> Date: Sun, 30 Mar 1997 10:56:41 -0800
> From: babar100 at ix_netcom.com
> Subject: Re: Substrates (Coal?)
> There used to be a guy who used coal in his miniature furnished aquarium 
> exhibits at local open shows in the London area.  The rocks and the 
> gravel were composed entirely of coal.  It was an extremely attractive 
> set up.  The only problem I can think of is that the size of granule 
> would be difficult to control and it would have to be thoroughly washed. 
> Coal I believe is highly porous and so may make a good substrate.  All 
> this is IMO.
> David Brooks

I haven't used coal as a substrate but I can add something from my
background as a geologist.  You can buy black aquarium gravel and buy or
find a number of different kinds of black rocks that are probably more
suitable than coal. 

Coal is a natural trap for a variety of compounds that aren't typical in
aquarium materials.  Coal often contains substantial amounts of ferrous
sulfide (pyrite and marcasite) and sometimes gypsum - hydrous calcium
sulfate.  Both of these can react and/or dissolve in the tank.  Coal will
often also contain significant amounts of other metals - some of which
(like copper) are nice to have in trace concentrations but are toxic at 
higher levels. 

Also, coal is subject to oxidation (after all we do burn it for
fuel), and when oxidized under water the coal may turn grey and fall
apart.  It is also during oxidation that you might expect the trace metal
content to be released. 

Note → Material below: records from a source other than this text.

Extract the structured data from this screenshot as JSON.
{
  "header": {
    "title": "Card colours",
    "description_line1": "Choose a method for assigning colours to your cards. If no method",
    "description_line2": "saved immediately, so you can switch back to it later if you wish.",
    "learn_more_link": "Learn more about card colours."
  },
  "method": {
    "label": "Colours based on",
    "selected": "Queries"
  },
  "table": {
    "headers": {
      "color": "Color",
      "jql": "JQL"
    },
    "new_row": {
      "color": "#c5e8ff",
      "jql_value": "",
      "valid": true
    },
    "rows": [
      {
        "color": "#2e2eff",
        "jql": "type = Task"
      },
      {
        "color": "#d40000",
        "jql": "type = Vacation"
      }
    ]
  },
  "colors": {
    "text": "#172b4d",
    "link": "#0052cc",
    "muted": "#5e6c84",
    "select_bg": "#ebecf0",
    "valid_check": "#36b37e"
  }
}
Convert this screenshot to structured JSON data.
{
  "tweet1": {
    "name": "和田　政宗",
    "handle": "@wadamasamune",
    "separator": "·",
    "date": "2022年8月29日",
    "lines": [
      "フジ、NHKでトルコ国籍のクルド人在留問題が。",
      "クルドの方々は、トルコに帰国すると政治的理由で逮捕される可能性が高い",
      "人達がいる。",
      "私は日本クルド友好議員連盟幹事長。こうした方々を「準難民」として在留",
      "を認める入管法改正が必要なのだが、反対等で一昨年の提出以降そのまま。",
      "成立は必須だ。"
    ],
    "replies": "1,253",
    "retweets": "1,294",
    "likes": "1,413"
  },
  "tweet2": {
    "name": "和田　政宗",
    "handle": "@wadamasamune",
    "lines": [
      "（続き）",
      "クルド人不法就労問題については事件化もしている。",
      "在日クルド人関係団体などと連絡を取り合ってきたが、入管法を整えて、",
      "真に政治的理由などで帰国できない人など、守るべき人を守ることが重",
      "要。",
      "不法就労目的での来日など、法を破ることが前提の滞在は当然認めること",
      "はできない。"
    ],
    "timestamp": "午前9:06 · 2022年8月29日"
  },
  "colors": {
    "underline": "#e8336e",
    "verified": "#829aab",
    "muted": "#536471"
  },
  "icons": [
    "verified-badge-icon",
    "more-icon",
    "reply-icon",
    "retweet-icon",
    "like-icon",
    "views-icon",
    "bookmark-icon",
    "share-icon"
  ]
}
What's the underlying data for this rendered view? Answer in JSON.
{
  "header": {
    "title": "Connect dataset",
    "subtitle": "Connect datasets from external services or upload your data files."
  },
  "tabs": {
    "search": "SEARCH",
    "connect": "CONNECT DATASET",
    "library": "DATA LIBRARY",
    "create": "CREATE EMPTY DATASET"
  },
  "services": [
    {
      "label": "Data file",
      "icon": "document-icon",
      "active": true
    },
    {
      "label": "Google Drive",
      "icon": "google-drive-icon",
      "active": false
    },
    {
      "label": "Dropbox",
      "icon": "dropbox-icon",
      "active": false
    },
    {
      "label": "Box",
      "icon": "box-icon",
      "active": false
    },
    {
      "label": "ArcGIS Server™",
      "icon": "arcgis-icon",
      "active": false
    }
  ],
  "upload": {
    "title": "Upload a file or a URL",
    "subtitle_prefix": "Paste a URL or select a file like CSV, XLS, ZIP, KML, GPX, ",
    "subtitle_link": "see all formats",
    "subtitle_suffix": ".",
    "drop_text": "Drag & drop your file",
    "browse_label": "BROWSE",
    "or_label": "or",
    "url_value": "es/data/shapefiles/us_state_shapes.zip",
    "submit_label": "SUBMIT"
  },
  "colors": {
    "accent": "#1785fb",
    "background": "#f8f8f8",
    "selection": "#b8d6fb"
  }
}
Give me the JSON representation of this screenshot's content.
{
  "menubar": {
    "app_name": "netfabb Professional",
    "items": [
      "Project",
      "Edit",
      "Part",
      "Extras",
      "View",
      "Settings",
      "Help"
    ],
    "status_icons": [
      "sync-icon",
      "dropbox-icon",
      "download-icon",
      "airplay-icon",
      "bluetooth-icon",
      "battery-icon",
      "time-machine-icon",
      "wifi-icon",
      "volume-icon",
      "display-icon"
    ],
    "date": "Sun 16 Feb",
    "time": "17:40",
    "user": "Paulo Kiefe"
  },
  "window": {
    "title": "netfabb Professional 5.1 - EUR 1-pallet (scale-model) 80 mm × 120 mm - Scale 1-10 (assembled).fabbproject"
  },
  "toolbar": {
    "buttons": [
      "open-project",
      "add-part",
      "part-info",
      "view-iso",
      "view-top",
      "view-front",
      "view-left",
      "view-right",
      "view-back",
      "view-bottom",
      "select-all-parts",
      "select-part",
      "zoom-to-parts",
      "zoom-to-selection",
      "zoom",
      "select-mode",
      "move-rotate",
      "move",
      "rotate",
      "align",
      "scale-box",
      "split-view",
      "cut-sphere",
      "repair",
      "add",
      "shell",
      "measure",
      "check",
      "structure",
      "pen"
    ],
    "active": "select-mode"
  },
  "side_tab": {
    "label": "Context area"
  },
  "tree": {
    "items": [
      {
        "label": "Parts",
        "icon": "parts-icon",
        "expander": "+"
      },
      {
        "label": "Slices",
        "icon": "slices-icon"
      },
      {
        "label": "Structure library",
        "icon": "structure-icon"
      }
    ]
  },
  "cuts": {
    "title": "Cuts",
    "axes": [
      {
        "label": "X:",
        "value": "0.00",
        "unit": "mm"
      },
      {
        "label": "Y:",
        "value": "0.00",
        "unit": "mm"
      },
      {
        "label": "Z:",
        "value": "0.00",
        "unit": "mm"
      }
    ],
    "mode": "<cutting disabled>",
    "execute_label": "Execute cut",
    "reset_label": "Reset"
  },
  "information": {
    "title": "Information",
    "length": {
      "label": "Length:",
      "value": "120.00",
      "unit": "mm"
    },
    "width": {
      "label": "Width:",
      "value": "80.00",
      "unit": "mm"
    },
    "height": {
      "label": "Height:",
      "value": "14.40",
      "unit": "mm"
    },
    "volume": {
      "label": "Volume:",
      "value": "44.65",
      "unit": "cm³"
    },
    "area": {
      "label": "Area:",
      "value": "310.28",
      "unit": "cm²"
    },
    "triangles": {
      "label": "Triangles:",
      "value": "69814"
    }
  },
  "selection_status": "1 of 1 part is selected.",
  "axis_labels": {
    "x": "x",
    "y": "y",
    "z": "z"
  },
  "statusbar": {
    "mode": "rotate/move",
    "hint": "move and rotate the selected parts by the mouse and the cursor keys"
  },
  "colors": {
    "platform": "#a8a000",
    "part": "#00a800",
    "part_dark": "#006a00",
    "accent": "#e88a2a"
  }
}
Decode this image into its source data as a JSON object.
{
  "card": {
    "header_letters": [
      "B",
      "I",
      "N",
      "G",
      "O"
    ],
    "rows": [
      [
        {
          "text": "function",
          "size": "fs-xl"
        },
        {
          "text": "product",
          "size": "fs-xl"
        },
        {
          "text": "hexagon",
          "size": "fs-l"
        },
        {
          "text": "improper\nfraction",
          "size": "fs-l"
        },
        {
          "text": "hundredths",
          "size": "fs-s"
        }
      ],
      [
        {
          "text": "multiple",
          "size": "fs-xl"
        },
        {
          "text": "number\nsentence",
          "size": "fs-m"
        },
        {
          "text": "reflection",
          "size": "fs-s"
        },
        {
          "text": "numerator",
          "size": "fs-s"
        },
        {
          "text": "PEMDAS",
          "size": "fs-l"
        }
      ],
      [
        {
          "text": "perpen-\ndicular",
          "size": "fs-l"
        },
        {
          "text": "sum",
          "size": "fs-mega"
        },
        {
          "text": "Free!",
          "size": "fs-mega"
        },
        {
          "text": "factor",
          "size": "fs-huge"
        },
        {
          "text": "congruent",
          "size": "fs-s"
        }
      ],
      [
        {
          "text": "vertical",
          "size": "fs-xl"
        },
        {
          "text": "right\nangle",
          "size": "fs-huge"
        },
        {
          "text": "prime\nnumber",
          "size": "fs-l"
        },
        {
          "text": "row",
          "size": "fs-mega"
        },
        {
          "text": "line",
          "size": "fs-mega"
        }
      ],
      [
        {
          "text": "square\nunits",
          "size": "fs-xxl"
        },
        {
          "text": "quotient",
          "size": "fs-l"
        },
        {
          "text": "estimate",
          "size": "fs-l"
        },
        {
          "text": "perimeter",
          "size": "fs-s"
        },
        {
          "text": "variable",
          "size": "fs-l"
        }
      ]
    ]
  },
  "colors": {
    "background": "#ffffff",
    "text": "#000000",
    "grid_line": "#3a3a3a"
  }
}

This would not be a short-term effect.  Coal *should* be safe for 
short-term use - up to a few months anyway - but over a long term it 
could become a problem.  This is really a case where your mileage may 

Coal isn't particularly porous.  Very low grades of coal (lignite) might
be porous but in subbituminous grades and higher the original pores are
normally collapsed or filled with minerals and any porosity that exists is
in fractures.  Weathered coal - or coal that sits in your tank for a while
will contain some porosity caused by leaching of sulfides, gypsum, etc. 

Roger Miller